_The task_
Pull every line with "icon" from the data below and copy it.

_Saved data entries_
□ □ □

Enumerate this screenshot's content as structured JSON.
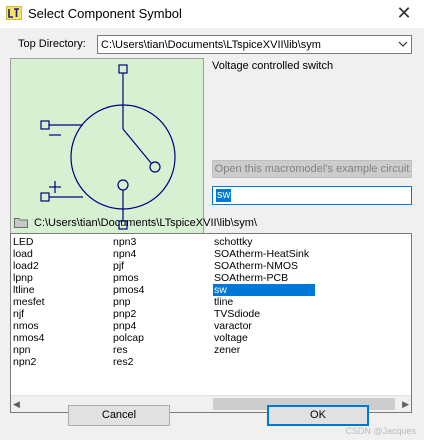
{
  "window": {
    "title": "Select Component Symbol",
    "close_glyph": "✕",
    "app_icon": "ltspice-icon"
  },
  "top_directory": {
    "label": "Top Directory:",
    "value": "C:\\Users\\tian\\Documents\\LTspiceXVII\\lib\\sym"
  },
  "preview": {
    "description": "Voltage controlled switch",
    "symbol": "voltage-controlled-switch",
    "background": "#d6f0d1",
    "stroke": "#000080"
  },
  "example_button": {
    "label": "Open this macromodel's example circuit"
  },
  "search": {
    "value": "sw"
  },
  "current_path": "C:\\Users\\tian\\Documents\\LTspiceXVII\\lib\\sym\\",
  "list": {
    "columns": [
      [
        "LED",
        "load",
        "load2",
        "lpnp",
        "ltline",
        "mesfet",
        "njf",
        "nmos",
        "nmos4",
        "npn",
        "npn2"
      ],
      [
        "npn3",
        "npn4",
        "pjf",
        "pmos",
        "pmos4",
        "pnp",
        "pnp2",
        "pnp4",
        "polcap",
        "res",
        "res2"
      ],
      [
        "schottky",
        "SOAtherm-HeatSink",
        "SOAtherm-NMOS",
        "SOAtherm-PCB",
        "sw",
        "tline",
        "TVSdiode",
        "varactor",
        "voltage",
        "zener"
      ]
    ],
    "selected": "sw"
  },
  "buttons": {
    "cancel": "Cancel",
    "ok": "OK"
  },
  "watermark": "CSDN @Jacques",
  "colors": {
    "selection": "#0078d7",
    "dialog_bg": "#f0f0f0"
  }
}
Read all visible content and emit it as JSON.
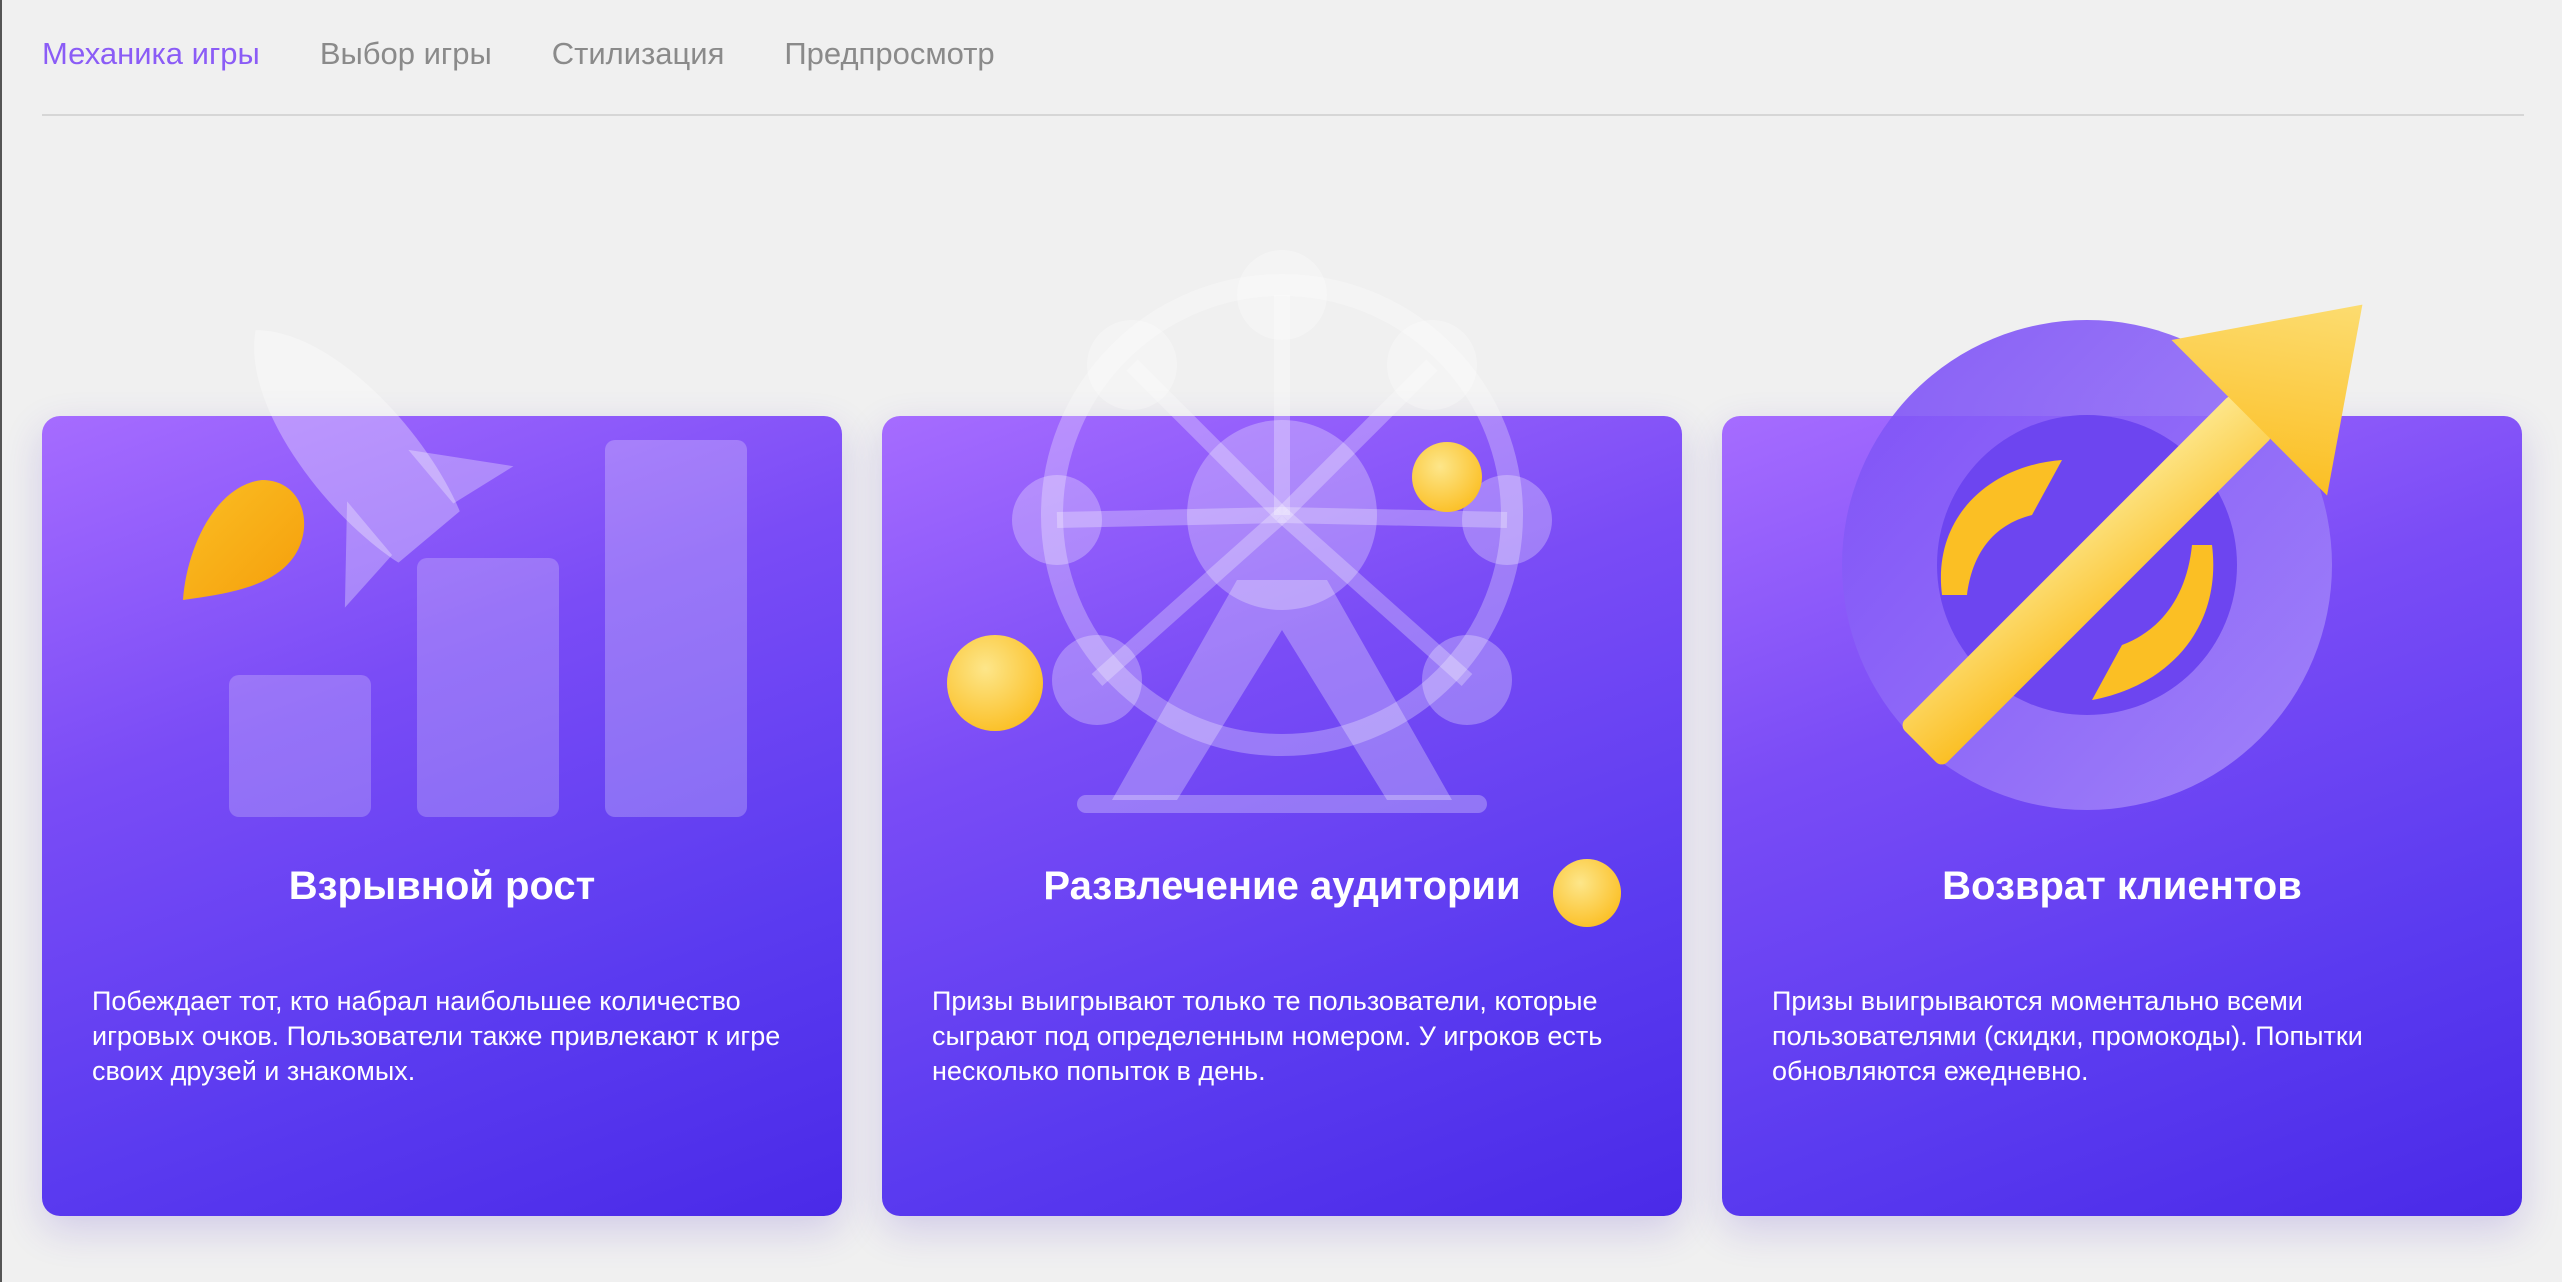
{
  "tabs": [
    {
      "label": "Механика игры",
      "active": true
    },
    {
      "label": "Выбор игры",
      "active": false
    },
    {
      "label": "Стилизация",
      "active": false
    },
    {
      "label": "Предпросмотр",
      "active": false
    }
  ],
  "cards": [
    {
      "title": "Взрывной рост",
      "description": "Побеждает тот, кто набрал наибольшее количество игровых очков. Пользователи также привлекают к игре своих друзей и знакомых.",
      "icon": "rocket-growth-icon"
    },
    {
      "title": "Развлечение аудитории",
      "description": "Призы выигрывают только те пользователи, которые сыграют под определенным номером. У игроков есть несколько попыток в день.",
      "icon": "ferris-wheel-icon"
    },
    {
      "title": "Возврат клиентов",
      "description": "Призы выигрываются моментально всеми пользователями (скидки, промокоды). Попытки обновляются ежедневно.",
      "icon": "return-arrow-icon"
    }
  ],
  "colors": {
    "accent": "#8b5cf6",
    "tab_inactive": "#8a8a8a",
    "card_gradient_start": "#a66cff",
    "card_gradient_end": "#4a2ae8",
    "gold": "#fcd34d"
  }
}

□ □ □

_Problem solution_
    "app_icon": "ltspice-icon"
      "icon": "rocket-growth-icon"
      "icon": "ferris-wheel-icon"
      "icon": "return-arrow-icon"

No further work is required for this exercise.